A Manifesto for Dance
If I was to lead a political party it would be The Dance Party, and this would be our manifesto; it is a manifesto to enhance the physical and intellectual wellbeing of the nation.
Dance is a central part of human life. We need a political culture which recognises the importance and value of dance in every aspect of society. In addition to strengthening the current dance provision, The Dance Party will legislate for the following.
Dance in every school – no child left behind
We believe that every child, from pre-school through to year 12, should have access to high quality dance provision, and this dance provision should have the same status as literacy and numeracy.
(Read more about Dance in Schools)
Industrial and Business Strategy
We want to support our industries, businesses and workers by getting them moving, to increase productivity, creativity and wellbeing. Every workplace must have a place to move and dance, and we will bring in legislation to ensure that five minutes in every working hour should be set aside for non-work-related movement.
(Read more about dance in business)
Health and Social Care
Dance and movement will become central parts of the health and social care system. Dance and movement activities will be available on prescription. To this end, the study of dance and its impact on health and wellbeing will be introduced to the medical school curricular.
(Read more about dance in health and social care settings)
The National Dance Service
To deliver on our priorities we will create a National Dance Service, where an ambitiously wide variety of dance services will be provided to educational settings, businesses, the arts and in health and social care settings, free at the point of need. The National Dance Service will be staffed by dance professionals on full time permanent contracts.
(read more about what professional dancers do, and how much they earn)
Research and Development
A National Centre for Applied Dance Research, will be established, which brings together scientists, artists and practitioners, working together to advance our knowledge of dance experimentally, theoretically and from an applied perspective.
(read more about the Centre for Dance Research at Coventry University)
National and Regional Dance Galleries
A series of national and regional dance galleries – similar to art galleries, will be built in every major city. The role of Dance galleries is to showcase the history and rich social culture of dance.

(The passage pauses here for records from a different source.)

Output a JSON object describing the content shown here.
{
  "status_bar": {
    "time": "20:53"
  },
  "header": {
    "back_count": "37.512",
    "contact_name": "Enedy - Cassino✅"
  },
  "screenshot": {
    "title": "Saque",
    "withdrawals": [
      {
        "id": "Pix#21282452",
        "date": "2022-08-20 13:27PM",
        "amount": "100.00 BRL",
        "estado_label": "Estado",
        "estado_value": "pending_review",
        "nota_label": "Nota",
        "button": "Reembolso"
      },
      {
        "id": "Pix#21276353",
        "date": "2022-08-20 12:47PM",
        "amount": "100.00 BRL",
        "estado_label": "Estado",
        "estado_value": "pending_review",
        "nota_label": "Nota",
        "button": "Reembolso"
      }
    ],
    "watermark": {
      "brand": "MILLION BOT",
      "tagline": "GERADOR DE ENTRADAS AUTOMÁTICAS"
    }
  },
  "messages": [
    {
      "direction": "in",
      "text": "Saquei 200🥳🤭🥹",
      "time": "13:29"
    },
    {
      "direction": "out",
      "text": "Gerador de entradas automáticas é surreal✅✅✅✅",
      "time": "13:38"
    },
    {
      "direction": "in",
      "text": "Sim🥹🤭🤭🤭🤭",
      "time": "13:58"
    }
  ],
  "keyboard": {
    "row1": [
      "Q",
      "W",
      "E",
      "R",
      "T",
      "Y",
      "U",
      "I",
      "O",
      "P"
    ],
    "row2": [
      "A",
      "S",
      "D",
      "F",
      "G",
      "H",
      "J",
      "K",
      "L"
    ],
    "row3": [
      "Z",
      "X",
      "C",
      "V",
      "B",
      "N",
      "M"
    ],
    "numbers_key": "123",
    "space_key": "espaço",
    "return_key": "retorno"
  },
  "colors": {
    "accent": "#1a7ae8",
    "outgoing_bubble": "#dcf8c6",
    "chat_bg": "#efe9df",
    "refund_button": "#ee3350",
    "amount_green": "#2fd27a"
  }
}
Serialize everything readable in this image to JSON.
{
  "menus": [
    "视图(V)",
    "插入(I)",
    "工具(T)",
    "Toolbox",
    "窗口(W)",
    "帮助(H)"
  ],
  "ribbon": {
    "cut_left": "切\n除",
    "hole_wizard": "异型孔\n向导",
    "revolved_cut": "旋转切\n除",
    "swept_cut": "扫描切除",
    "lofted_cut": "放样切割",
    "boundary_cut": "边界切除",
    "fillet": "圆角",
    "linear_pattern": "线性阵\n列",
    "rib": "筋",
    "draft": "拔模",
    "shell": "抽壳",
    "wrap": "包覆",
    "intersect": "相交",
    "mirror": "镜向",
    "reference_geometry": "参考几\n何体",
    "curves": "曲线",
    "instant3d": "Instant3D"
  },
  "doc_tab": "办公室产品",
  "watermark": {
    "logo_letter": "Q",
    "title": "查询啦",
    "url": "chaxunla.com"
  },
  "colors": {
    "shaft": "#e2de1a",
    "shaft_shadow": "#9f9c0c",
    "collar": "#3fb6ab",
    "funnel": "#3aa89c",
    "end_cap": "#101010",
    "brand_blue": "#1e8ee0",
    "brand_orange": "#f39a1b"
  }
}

Local councils will have a legal duty of care to provide local communities with opportunities for shared movement and dance. We believe that every community should benefit from the increased social interaction and social bonding that comes from shared movement and dance. Furthermore, this dance provision should include a diverse range of social dances to help people learn about, and integrate with, different cultures and cultural practices.
(Read more about People Dancing, the foundation for community dance)
A Living Wage
All dancers and dance professionals must be paid a living wage. In our first year in office we will pass legislation to make it illegal to ask any dancer to work for exposure.
(read more about why it’s bad to ask dancers to work for exposure)
Town planners will be instructed to make provision for places to dance in every town and city in the United Kingdom where there are fast food outlets, smoker’s shelters and coffee shops. The number of places to dance should always be equal to the number of places to eat, drink and congregate. Every community should have public places to dance, accessible to all.
(read more about projects which encourage dancing in public spaces)
Balancing the Books
Our manifesto is fully costed, with all current spending paid for out of taxation or redirected revenue streams. The Dance Party believes that the provision of dance on a national level will lead to a more efficient education system, more creative and productive workplaces and a healthier and a more socially supportive nation. Investing in dance will lead to a reduction in our nation’s historic fiscal deficit.
Dr Peter Lovatt spent over 20 years working as a university academic. He set up the Dance Psychology Lab to understand dance and dancers from a psychological, scientific perspective. His research has been published in peer-reviewed journals and his teaching has been highly commended. Find out more about his academic life here
Peter Lovatt is an author and he has written two books: “The Dance Cure, the surprising secret to being smarter, stronger, happier” was first published by Short Books in the UK in 2020. “Dance Psychology, the science of dance and dancers” was first published in the UK in 2018. Peter has also writes commissioned articles. Find out more about his writing life here
Peter Lovatt is an international keynote speaker who delivers groovy keynotes which inspire, entertain and get minds and pulses racing. Peter has given keynote talks around the world and he has worked with organisations from different sectors, for example, in the banking, tech, creative, education, health and automotive industries. Find out more about his keynotes here
Peter Lovatt is a founding director of the Movement in Practice (MiP) Academy. The MiP Academy is a specialist provider of education in the psychology of movement and dance. MiP Academy is an accredited provider of Continuing Professional Development (CPD), Continuing Education (CE) and Continuing Professional Education (CPE), providing both anytime learning and scheduled face-to-face learning opportunities. Find out more about MiP Academy here
Peter Lovatt became known as Dr Dance through his TV and media work. He first appeared as Dr Dance on the Graham Norton Show (BBC) in 2008 and Dr Dance has since made over 1000 appearances across all major UK TV and radio networks, in magazines and newspapers and on stage. Dr Dance has made several stage shows, including “Dance Dr Dance” (2010), “INSPIRED Psychology Danced” (2011) and “Boogie on the Brain” (2018). Find out more about Dr Dance here
Peter Lovatt lives on the beautiful north Norfolk coast with his partner and their two sons.
Find out more about Peter’s latest news here